--- PROVIDED INFORMATION Enclosed Below ---
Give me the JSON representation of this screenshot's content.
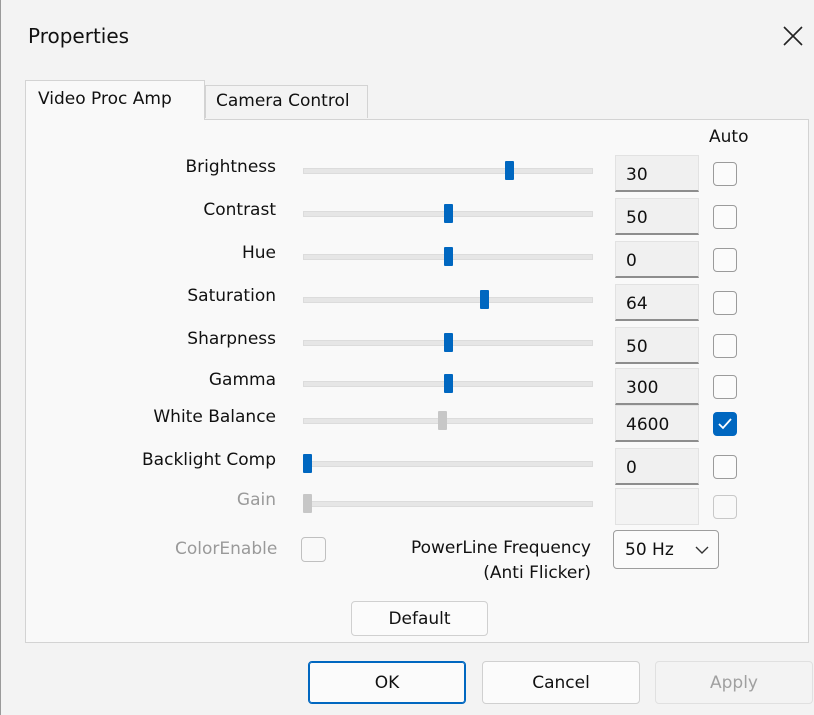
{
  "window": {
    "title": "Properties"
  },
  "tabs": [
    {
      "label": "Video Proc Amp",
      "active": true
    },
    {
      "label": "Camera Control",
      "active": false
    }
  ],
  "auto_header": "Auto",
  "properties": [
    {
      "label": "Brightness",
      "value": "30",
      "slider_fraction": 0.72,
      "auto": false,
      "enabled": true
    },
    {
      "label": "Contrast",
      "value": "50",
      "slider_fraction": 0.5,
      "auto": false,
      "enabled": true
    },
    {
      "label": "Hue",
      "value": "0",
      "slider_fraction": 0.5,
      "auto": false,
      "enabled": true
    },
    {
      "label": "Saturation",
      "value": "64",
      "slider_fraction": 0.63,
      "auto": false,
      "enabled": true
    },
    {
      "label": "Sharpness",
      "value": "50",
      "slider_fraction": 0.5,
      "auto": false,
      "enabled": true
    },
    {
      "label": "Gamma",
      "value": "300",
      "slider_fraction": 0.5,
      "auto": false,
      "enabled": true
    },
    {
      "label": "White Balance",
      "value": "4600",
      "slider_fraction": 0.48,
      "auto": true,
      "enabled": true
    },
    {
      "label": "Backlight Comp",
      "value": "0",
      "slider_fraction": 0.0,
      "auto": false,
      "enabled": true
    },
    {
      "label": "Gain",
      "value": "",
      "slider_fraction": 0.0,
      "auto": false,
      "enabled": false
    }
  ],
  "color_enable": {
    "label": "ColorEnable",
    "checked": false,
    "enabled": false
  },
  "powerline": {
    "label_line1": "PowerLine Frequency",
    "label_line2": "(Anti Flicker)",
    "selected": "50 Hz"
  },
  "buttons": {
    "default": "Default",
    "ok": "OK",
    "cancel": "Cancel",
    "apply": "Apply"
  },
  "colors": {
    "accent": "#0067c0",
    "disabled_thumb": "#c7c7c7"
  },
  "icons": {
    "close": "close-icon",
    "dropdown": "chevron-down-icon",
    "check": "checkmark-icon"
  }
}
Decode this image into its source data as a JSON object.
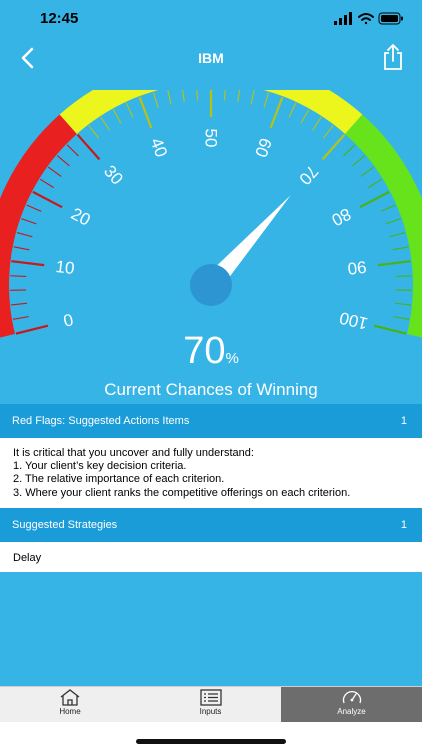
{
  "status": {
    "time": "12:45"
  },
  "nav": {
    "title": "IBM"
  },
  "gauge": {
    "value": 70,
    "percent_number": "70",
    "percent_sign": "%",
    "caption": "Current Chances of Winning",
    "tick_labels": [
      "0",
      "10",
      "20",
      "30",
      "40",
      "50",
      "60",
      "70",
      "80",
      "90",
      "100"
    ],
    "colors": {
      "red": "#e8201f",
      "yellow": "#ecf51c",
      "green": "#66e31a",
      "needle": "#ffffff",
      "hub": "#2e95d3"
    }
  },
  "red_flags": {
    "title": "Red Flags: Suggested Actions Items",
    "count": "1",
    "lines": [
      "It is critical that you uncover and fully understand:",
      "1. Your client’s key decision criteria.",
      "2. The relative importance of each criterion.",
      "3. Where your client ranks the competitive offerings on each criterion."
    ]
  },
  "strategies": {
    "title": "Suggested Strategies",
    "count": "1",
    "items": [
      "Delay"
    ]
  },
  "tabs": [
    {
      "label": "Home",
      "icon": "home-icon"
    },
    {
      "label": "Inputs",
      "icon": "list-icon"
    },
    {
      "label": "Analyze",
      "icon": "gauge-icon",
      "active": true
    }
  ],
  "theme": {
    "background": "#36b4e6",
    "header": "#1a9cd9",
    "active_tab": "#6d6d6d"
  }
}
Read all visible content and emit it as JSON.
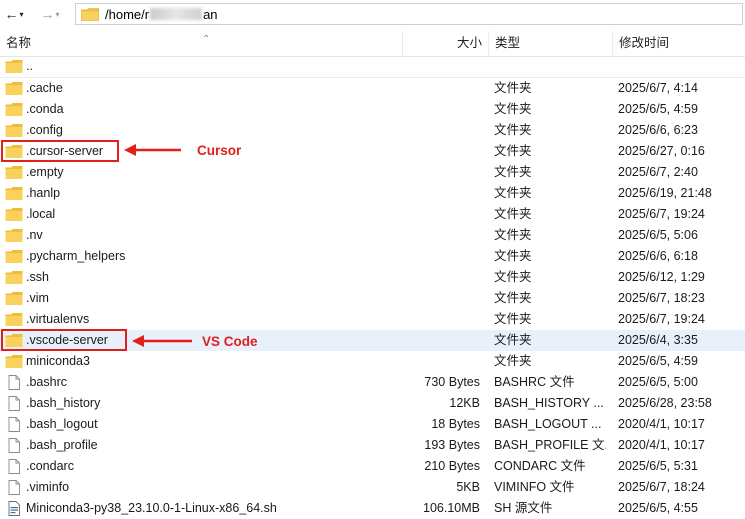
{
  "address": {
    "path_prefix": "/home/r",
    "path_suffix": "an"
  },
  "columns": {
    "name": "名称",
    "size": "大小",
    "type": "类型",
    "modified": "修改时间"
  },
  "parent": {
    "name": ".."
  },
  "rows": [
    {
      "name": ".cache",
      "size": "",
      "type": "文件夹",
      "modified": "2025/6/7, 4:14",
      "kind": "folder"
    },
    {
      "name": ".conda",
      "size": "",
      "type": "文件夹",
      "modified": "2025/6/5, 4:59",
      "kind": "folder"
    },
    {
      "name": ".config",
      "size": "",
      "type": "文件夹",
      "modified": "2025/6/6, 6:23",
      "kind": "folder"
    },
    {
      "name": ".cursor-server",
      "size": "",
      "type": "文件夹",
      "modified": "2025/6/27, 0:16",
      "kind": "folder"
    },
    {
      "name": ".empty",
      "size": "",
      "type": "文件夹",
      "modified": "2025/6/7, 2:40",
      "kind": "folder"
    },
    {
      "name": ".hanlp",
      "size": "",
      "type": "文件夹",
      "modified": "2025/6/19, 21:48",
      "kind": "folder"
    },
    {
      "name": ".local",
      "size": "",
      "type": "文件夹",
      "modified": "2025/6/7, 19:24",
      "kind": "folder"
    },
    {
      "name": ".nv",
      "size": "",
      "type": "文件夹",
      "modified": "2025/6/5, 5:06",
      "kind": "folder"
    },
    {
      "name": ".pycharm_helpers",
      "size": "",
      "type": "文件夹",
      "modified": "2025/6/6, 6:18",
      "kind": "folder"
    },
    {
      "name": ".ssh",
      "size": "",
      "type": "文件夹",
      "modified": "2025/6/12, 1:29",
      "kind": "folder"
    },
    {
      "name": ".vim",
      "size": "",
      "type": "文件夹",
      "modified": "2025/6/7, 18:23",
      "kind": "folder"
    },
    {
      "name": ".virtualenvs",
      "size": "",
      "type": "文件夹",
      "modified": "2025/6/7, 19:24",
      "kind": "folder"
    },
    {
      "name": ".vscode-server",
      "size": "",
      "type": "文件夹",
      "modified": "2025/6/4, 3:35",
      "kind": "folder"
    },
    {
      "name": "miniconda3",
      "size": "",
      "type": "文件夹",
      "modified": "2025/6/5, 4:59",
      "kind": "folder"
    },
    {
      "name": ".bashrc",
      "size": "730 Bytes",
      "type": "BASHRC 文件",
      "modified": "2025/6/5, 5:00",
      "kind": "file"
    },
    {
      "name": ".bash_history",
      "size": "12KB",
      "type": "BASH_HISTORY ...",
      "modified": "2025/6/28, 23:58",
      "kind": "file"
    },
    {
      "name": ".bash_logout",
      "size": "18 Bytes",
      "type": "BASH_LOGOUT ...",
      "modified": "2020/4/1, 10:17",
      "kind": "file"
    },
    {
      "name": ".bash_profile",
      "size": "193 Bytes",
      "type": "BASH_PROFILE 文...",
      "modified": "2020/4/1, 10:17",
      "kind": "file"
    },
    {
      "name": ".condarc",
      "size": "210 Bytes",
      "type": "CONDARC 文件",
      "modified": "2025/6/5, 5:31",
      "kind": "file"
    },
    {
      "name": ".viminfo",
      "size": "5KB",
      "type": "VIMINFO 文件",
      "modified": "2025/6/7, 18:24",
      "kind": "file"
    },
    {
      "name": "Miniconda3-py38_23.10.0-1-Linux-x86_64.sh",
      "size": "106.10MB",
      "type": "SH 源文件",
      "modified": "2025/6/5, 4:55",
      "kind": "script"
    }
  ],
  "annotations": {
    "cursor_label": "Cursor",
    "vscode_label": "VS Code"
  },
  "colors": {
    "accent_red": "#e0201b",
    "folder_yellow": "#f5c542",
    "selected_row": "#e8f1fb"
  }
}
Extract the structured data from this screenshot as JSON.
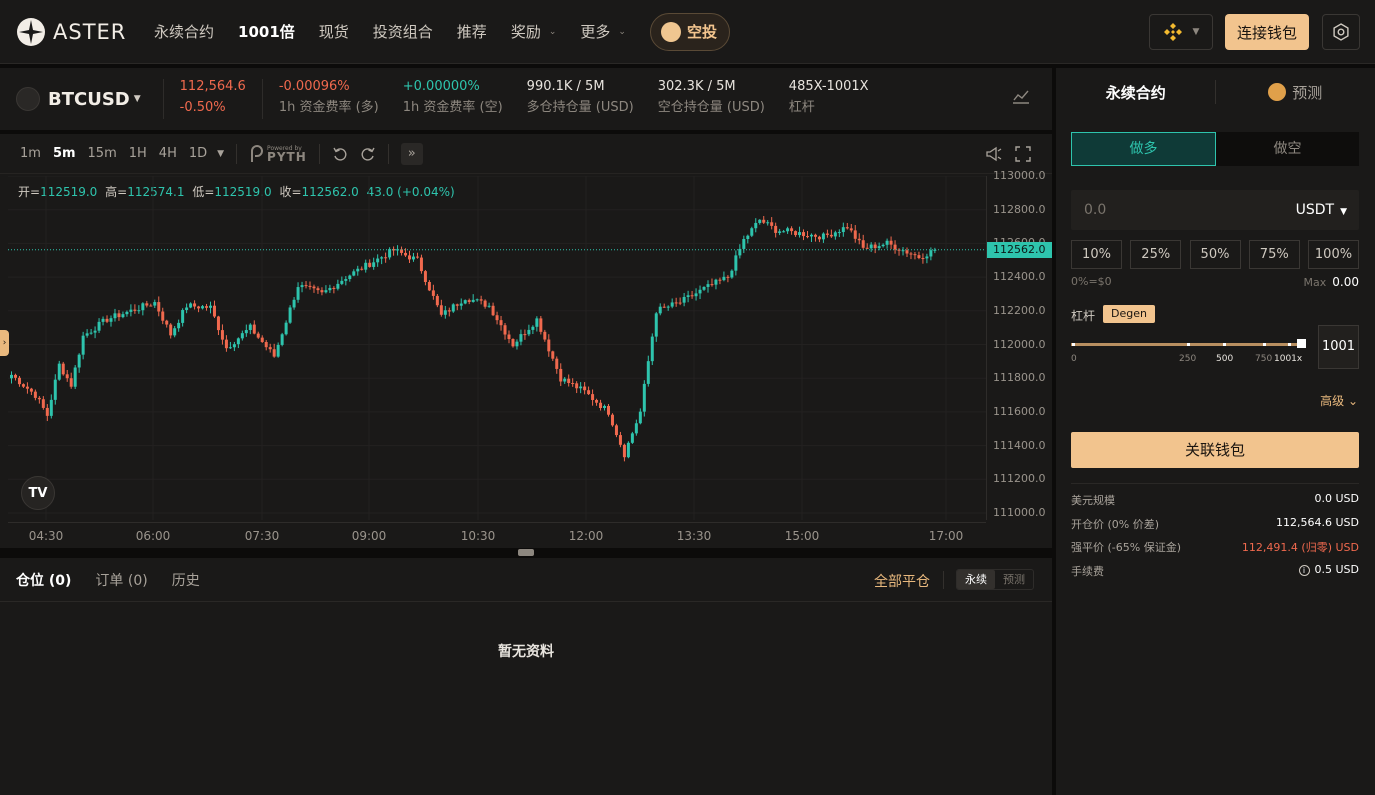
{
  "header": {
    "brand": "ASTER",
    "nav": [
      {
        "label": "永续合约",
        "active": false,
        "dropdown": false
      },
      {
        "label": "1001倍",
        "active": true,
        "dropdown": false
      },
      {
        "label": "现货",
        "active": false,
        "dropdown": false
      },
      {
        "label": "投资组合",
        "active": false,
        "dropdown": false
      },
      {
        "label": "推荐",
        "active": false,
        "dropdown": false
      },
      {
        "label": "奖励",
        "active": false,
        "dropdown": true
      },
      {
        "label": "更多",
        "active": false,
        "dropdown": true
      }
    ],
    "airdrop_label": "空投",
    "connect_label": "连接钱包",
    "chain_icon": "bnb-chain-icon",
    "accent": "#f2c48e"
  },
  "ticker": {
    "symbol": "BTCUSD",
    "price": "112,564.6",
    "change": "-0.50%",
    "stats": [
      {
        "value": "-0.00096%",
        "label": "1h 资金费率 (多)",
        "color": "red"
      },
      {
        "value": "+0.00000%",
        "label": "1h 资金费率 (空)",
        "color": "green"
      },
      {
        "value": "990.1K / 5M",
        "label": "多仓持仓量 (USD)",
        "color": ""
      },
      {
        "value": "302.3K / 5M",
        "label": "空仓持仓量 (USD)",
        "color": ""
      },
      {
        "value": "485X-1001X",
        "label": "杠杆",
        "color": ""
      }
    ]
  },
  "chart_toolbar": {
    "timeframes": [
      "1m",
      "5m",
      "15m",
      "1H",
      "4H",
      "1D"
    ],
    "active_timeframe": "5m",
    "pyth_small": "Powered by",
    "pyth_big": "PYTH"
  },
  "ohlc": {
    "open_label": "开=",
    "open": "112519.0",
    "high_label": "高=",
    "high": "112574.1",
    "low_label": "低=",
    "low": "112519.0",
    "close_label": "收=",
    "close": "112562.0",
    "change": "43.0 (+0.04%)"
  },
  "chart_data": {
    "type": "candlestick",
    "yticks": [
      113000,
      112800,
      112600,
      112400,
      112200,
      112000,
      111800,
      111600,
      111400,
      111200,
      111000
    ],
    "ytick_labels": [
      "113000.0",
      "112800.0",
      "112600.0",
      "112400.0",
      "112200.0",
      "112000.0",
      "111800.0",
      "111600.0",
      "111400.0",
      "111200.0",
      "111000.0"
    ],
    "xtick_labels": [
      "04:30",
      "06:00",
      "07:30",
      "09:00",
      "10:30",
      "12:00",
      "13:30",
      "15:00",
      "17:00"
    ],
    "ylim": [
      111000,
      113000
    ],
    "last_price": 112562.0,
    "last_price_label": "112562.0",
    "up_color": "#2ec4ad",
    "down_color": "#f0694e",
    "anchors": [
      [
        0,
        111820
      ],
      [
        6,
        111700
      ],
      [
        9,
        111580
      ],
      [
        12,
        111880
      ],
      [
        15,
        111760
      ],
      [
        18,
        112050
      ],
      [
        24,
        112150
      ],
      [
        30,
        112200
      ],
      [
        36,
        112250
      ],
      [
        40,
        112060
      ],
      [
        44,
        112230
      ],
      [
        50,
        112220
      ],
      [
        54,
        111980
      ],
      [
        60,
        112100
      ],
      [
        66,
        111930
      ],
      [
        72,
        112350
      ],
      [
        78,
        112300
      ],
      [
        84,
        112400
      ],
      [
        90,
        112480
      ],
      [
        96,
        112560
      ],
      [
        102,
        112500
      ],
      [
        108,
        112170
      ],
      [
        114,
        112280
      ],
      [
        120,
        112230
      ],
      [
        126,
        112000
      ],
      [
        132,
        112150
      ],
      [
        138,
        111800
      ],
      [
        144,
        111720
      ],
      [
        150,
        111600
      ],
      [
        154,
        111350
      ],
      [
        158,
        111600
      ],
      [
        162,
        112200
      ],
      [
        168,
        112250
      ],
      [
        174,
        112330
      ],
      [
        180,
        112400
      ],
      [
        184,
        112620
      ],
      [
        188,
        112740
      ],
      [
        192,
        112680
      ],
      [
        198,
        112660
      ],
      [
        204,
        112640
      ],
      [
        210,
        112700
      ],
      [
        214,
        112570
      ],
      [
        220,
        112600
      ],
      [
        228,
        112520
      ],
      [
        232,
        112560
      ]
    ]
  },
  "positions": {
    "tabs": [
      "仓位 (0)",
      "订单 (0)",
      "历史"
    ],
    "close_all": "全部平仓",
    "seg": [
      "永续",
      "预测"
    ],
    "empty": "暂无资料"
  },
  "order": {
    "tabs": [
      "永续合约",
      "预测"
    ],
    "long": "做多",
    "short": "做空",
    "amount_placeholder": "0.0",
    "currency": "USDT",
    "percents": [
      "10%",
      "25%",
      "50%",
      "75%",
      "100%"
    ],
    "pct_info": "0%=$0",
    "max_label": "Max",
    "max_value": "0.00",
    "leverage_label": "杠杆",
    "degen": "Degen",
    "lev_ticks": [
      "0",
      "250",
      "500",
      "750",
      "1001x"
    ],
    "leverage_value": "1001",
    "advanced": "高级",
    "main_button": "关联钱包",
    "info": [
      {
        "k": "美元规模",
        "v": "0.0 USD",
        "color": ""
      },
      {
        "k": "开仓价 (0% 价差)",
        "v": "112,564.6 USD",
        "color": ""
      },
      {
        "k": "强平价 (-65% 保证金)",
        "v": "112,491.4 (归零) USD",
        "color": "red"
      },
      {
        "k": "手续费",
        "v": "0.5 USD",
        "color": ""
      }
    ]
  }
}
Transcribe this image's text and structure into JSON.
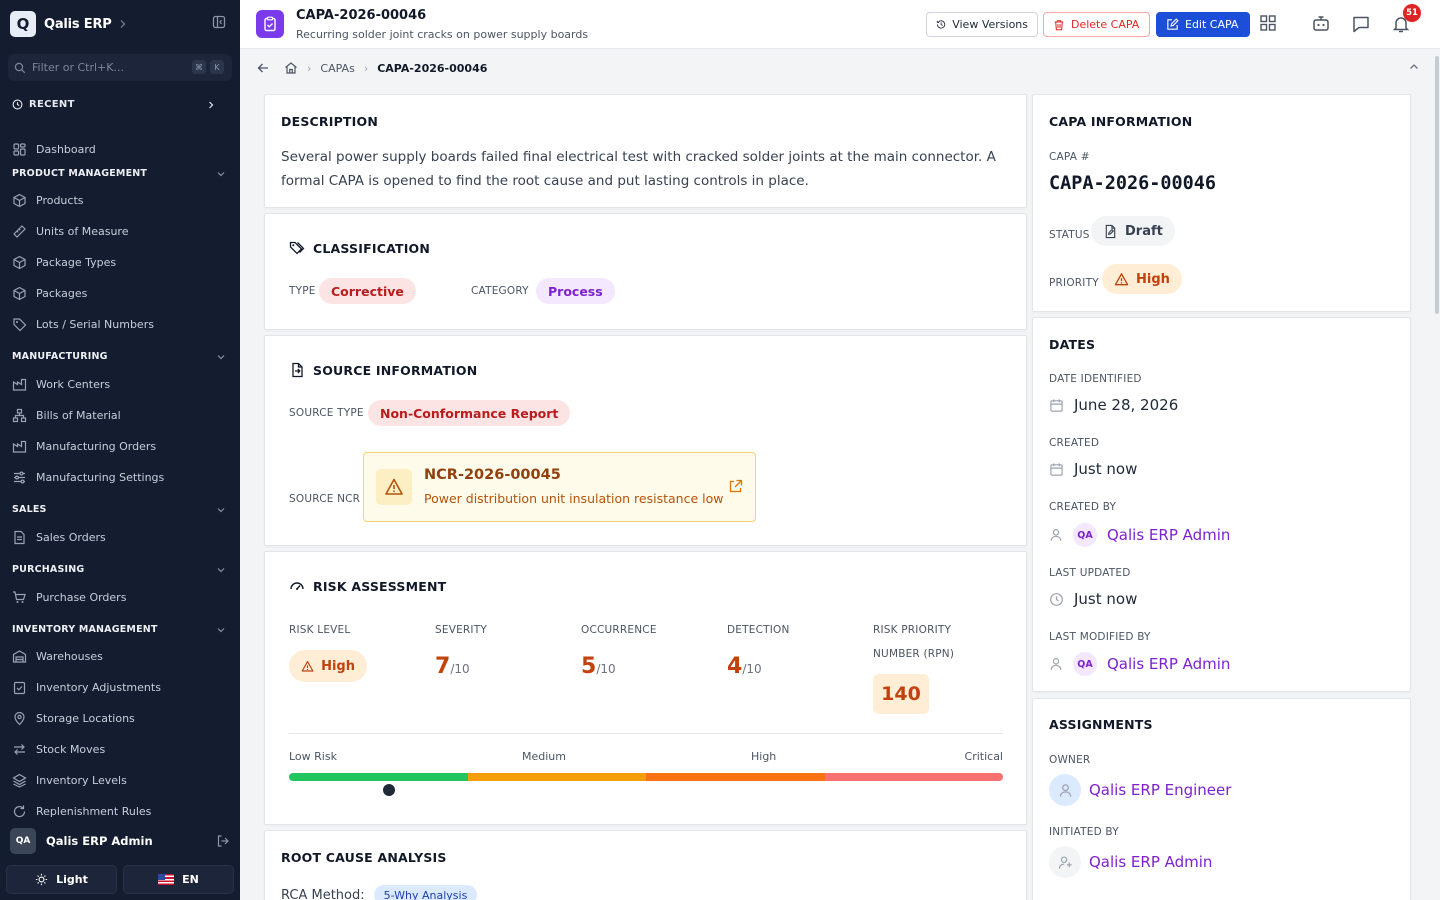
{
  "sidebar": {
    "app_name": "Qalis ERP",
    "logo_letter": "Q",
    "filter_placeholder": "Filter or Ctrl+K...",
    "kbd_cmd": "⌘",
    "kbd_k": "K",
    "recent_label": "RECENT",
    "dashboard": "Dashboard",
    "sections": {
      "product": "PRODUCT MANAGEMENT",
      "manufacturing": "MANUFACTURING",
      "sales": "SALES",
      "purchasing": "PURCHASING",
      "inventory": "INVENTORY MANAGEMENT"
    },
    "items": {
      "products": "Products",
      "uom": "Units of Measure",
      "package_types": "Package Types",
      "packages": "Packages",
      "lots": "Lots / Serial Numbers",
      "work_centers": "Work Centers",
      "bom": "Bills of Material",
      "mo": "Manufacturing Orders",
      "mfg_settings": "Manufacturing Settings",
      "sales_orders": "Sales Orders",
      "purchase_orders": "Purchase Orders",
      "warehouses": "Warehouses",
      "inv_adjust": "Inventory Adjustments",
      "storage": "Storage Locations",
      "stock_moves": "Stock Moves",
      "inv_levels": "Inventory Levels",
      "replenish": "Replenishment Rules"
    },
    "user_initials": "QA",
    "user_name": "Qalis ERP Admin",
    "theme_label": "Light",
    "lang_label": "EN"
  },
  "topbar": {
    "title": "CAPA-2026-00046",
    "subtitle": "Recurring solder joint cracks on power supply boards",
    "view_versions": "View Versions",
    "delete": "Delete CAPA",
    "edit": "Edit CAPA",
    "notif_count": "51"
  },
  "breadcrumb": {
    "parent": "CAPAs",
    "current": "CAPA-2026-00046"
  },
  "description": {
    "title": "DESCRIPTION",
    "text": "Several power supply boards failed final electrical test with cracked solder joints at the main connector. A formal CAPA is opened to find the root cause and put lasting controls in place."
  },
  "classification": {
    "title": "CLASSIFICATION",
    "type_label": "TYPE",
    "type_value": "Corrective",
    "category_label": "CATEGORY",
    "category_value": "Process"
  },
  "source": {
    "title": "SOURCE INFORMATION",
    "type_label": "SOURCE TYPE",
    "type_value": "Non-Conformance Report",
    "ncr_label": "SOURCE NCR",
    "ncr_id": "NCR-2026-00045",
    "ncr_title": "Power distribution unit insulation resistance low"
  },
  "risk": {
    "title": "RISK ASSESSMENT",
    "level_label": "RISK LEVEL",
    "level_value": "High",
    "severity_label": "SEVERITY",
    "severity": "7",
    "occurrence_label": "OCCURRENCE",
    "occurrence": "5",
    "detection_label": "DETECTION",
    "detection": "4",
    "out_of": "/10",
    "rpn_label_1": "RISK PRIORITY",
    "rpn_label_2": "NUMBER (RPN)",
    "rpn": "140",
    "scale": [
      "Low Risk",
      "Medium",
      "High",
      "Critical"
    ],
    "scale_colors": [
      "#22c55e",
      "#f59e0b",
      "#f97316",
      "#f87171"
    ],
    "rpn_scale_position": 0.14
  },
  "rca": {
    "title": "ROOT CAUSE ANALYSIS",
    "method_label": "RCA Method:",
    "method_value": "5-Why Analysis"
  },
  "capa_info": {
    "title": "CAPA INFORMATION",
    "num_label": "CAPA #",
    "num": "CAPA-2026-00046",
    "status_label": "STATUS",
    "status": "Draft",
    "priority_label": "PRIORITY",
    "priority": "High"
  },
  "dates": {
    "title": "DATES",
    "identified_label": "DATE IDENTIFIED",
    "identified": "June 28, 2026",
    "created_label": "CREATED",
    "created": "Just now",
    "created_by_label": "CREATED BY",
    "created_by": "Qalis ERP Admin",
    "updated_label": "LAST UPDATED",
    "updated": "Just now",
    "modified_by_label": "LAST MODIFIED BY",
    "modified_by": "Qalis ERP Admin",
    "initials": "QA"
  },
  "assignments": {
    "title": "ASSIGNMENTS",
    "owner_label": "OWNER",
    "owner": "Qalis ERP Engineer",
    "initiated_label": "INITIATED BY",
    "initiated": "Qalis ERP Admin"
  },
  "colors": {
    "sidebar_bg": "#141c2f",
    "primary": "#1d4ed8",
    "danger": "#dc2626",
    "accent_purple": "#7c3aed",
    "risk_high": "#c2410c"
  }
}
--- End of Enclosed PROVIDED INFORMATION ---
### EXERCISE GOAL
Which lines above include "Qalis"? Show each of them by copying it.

### WRITTEN RESPONSE
    "app_name": "Qalis ERP",
    "user_name": "Qalis ERP Admin",
    "created_by": "Qalis ERP Admin",
    "modified_by": "Qalis ERP Admin",
    "owner": "Qalis ERP Engineer",
    "initiated": "Qalis ERP Admin"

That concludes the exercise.